For six and a half years, I was a technical and senior technical writer with a Fortune 1000 company. I worked hard, pushed myself into the corporate mold, and it paid my bills. It also made me miserable. So after finishing grad school and stepping back into Corporate America, I was dreading it. But it was poetry, of all things, that made the transition easy.
Technical writing is low-stress, but not the most exciting work in the world. I edited forms, training documents, internal and external communications, and basically brought corporate style and grammar to documentation. My team was small and underappreciated. The healthcare company I worked for cared less about patients than it did about profits. When the opportunity to leave Corporate America and pursue an MFA in Creative Writing presented itself, I jumped at the chance.
Fast forward two and a half years to December 2020. My thesis defense was approaching. To follow through on the deal my wife and I made when I started my MFA, I began applying for jobs. I sent out my resume to nonprofits, publishing houses, small publishers, and a few other employers that excited me. I heard nothing. Knowing it was the bulk of my corporate experience, I also applied for technical writing jobs. Wouldn’t you know, it was another healthcare company seeking a technical writer that came calling.
Before that first interview, I was nervous. Not for the interview itself, but at the prospect of potentially heading back into a similar position I’d left. I didn’t want to be doing more work that didn’t engage me just to make someone else wealthy. But I needed a job, to get back out there and pay the bills. I landed the gig and started the strange process of learning a new company, coworkers, and systems all virtually.
As part of the process, I was assigned another technical writer to review my work. When I revealed that in addition to writing fiction, I’m a poet, his eyes lit up. So was he. And we weren’t the only ones. He invited me to a Microsoft Teams chat channel where we talk about poetry. Then he put out a poetry challenge. It was something about the post-holiday lull. Within the week, the three of us in the chat all drafted and shared our poems based on the challenge.
Admittedly, I’d been struggling to write poetry outside of school poetry workshops. I found daily writing on my newest book easy, but the mental gear-shift required for poetry wasn’t happening. But now, I had a forum. A prompt. And a pair of coworkers, relative strangers to me at the time, with nothing but encouragement.
Half past the holidays,
in winter’s less festive cousin, mid-
January. Tiny lights twinkle
off, though the shuffle of Instacart,
Amazon, Postmates, and Doordash
keep the pantry full and the pandemic
at bay. Splotches of snow, leftovers
from a winter feast, vitiligo
the lawns, awaiting the next
blustering meal to come.
Barely more than a first draft, it felt strange to share it. Unlike most of my poetry, it had nothing to do with politics or growing up intersex. But this was still work a work environment.

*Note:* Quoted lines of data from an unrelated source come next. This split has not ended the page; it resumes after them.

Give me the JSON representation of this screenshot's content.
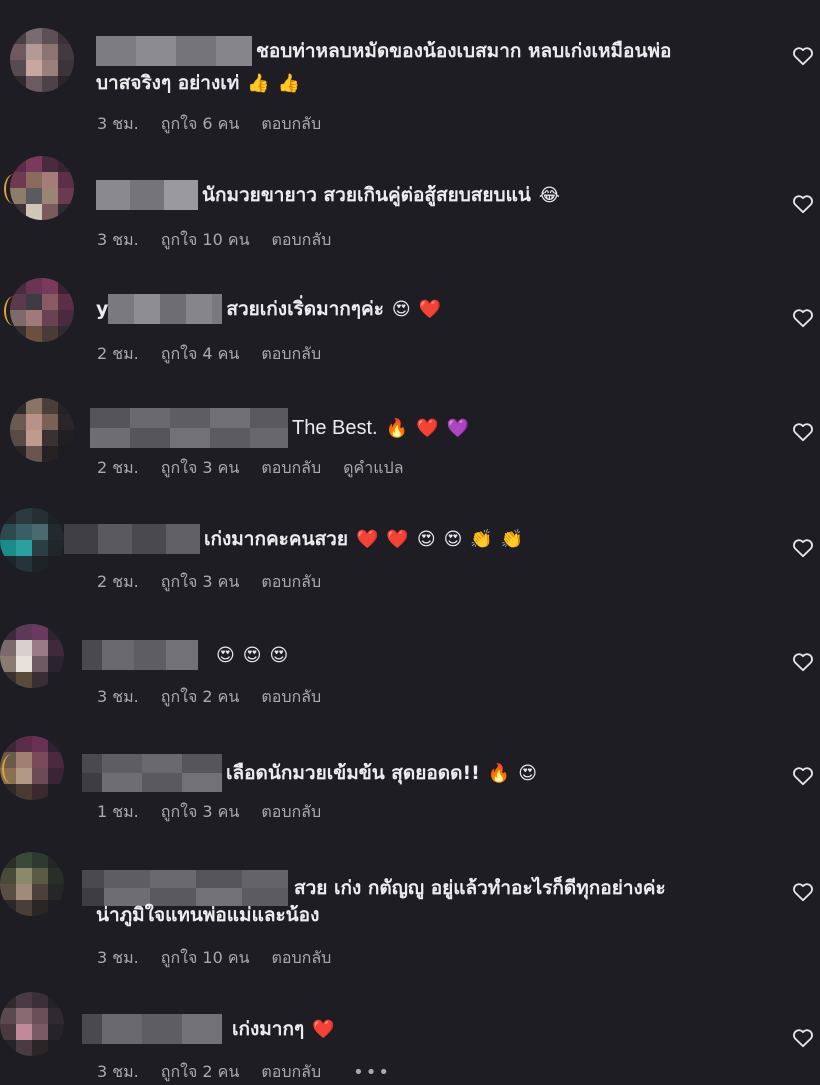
{
  "colors": {
    "background": "#1e1d23",
    "text_primary": "#ececef",
    "text_secondary": "#a9a9b0",
    "heart_outline": "#e5e5ea"
  },
  "icons": {
    "like": "heart-outline-icon",
    "more": "ellipsis-icon"
  },
  "comments": [
    {
      "text": "ชอบท่าหลบหมัดของน้องเบสมาก หลบเก่งเหมือนพ่อ",
      "text_line2": "บาสจริงๆ อย่างเท่",
      "emojis": [
        "👍",
        "👍"
      ],
      "time": "3 ชม.",
      "likes": "ถูกใจ 6 คน",
      "reply": "ตอบกลับ"
    },
    {
      "username_visible": "",
      "text": "นักมวยขายาว สวยเกินคู่ต่อสู้สยบสยบแน่",
      "emojis": [
        "😂"
      ],
      "time": "3 ชม.",
      "likes": "ถูกใจ 10 คน",
      "reply": "ตอบกลับ"
    },
    {
      "username_visible": "y",
      "text": "สวยเก่งเริ่ดมากๆค่ะ",
      "emojis": [
        "😍",
        "❤️"
      ],
      "time": "2 ชม.",
      "likes": "ถูกใจ 4 คน",
      "reply": "ตอบกลับ"
    },
    {
      "text": "The Best.",
      "emojis": [
        "🔥",
        "❤️",
        "💜"
      ],
      "time": "2 ชม.",
      "likes": "ถูกใจ 3 คน",
      "reply": "ตอบกลับ",
      "translate": "ดูคำแปล"
    },
    {
      "text": "เก่งมากคะคนสวย",
      "emojis": [
        "❤️",
        "❤️",
        "😍",
        "😍",
        "👏",
        "👏"
      ],
      "time": "2 ชม.",
      "likes": "ถูกใจ 3 คน",
      "reply": "ตอบกลับ"
    },
    {
      "text": "",
      "emojis": [
        "😍",
        "😍",
        "😍"
      ],
      "time": "3 ชม.",
      "likes": "ถูกใจ 2 คน",
      "reply": "ตอบกลับ"
    },
    {
      "text": "เลือดนักมวยเข้มข้น สุดยอดด!!",
      "emojis": [
        "🔥",
        "😍"
      ],
      "time": "1 ชม.",
      "likes": "ถูกใจ 3 คน",
      "reply": "ตอบกลับ"
    },
    {
      "text": "สวย เก่ง กตัญญู อยู่แล้วทำอะไรก็ดีทุกอย่างค่ะ",
      "text_line2": "น่าภูมิใจแทนพ่อแม่และน้อง",
      "emojis": [],
      "time": "3 ชม.",
      "likes": "ถูกใจ 10 คน",
      "reply": "ตอบกลับ"
    },
    {
      "text": "เก่งมากๆ",
      "emojis": [
        "❤️"
      ],
      "time": "3 ชม.",
      "likes": "ถูกใจ 2 คน",
      "reply": "ตอบกลับ",
      "more": "•••"
    }
  ]
}
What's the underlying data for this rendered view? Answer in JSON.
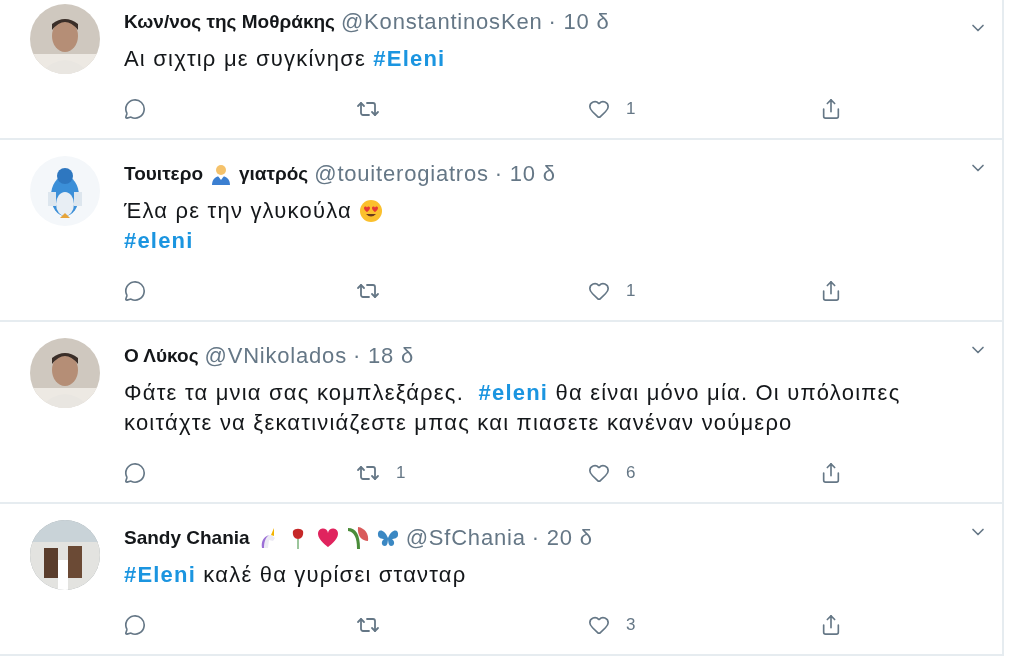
{
  "tweets": [
    {
      "name": [
        {
          "kind": "text",
          "text": "Κων/νος της Μοθράκης"
        }
      ],
      "handle": "@KonstantinosKen",
      "time": "· 10 δ",
      "lines": [
        [
          {
            "kind": "text",
            "text": "Αι σιχτιρ με συγκίνησε "
          },
          {
            "kind": "hashtag",
            "text": "#Eleni"
          }
        ]
      ],
      "likes": "1"
    },
    {
      "name": [
        {
          "kind": "text",
          "text": "Τουιτερο"
        },
        {
          "kind": "doctor"
        },
        {
          "kind": "text",
          "text": "γιατρός"
        }
      ],
      "handle": "@touiterogiatros",
      "time": "· 10 δ",
      "lines": [
        [
          {
            "kind": "text",
            "text": "Έλα ρε την γλυκούλα "
          },
          {
            "kind": "heart-eyes"
          }
        ],
        [
          {
            "kind": "hashtag",
            "text": "#eleni"
          }
        ]
      ],
      "likes": "1"
    },
    {
      "name": [
        {
          "kind": "text",
          "text": "Ο Λύκος"
        }
      ],
      "handle": "@VNikolados",
      "time": "· 18 δ",
      "lines": [
        [
          {
            "kind": "text",
            "text": "Φάτε τα μνια σας κομπλεξάρες.  "
          },
          {
            "kind": "hashtag",
            "text": "#eleni"
          },
          {
            "kind": "text",
            "text": " θα είναι μόνο μία. Οι υπόλοιπες"
          }
        ],
        [
          {
            "kind": "text",
            "text": "κοιτάχτε να ξεκατινιάζεστε μπας και πιασετε κανέναν νούμερο"
          }
        ]
      ],
      "retweets": "1",
      "likes": "6"
    },
    {
      "name": [
        {
          "kind": "text",
          "text": "Sandy Chania"
        },
        {
          "kind": "unicorn"
        },
        {
          "kind": "rose"
        },
        {
          "kind": "heart"
        },
        {
          "kind": "wilted-flower"
        },
        {
          "kind": "butterfly"
        }
      ],
      "handle": "@SfChania",
      "time": "· 20 δ",
      "lines": [
        [
          {
            "kind": "hashtag",
            "text": "#Eleni"
          },
          {
            "kind": "text",
            "text": " καλέ θα γυρίσει στανταρ"
          }
        ]
      ],
      "likes": "3"
    }
  ]
}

These were coworkers, not close friends or the anything-goes environment of a literary journal or workshop. And it was delightfully freeing and satisfying.
The three of us rotated, coming up with challenges and prompts for poetry. Sometimes it was to use a specific word or phrase. Sometimes to write about a particular feeling. An image of a birdhouse in a field. Specific poetry forms like the ghazal or sonnet. In the deep end of learning a new style guide and the myriad systems we use to do our jobs, I was buoyed by these poetic sojourns.
We’ve shared dozens of poems with each other. We’ve given each other book suggestions, particularly during August and The Sealey Challenge. Just last month, a friend of mine from grad school joined our technical writing team. She, too, is a poet, and has been welcomed into our little group. As if it couldn’t get any better.
Almost a year into the new job, it doesn’t feel like last time. The company is more focused on patient outcomes than my previous employer. There are eight teams of technical writers and an obvious investment in good writing. My team members and boss are cool. I’m not miserable. And that little poetry group gives me life and actually gets me excited to log into work each day. That’s priceless.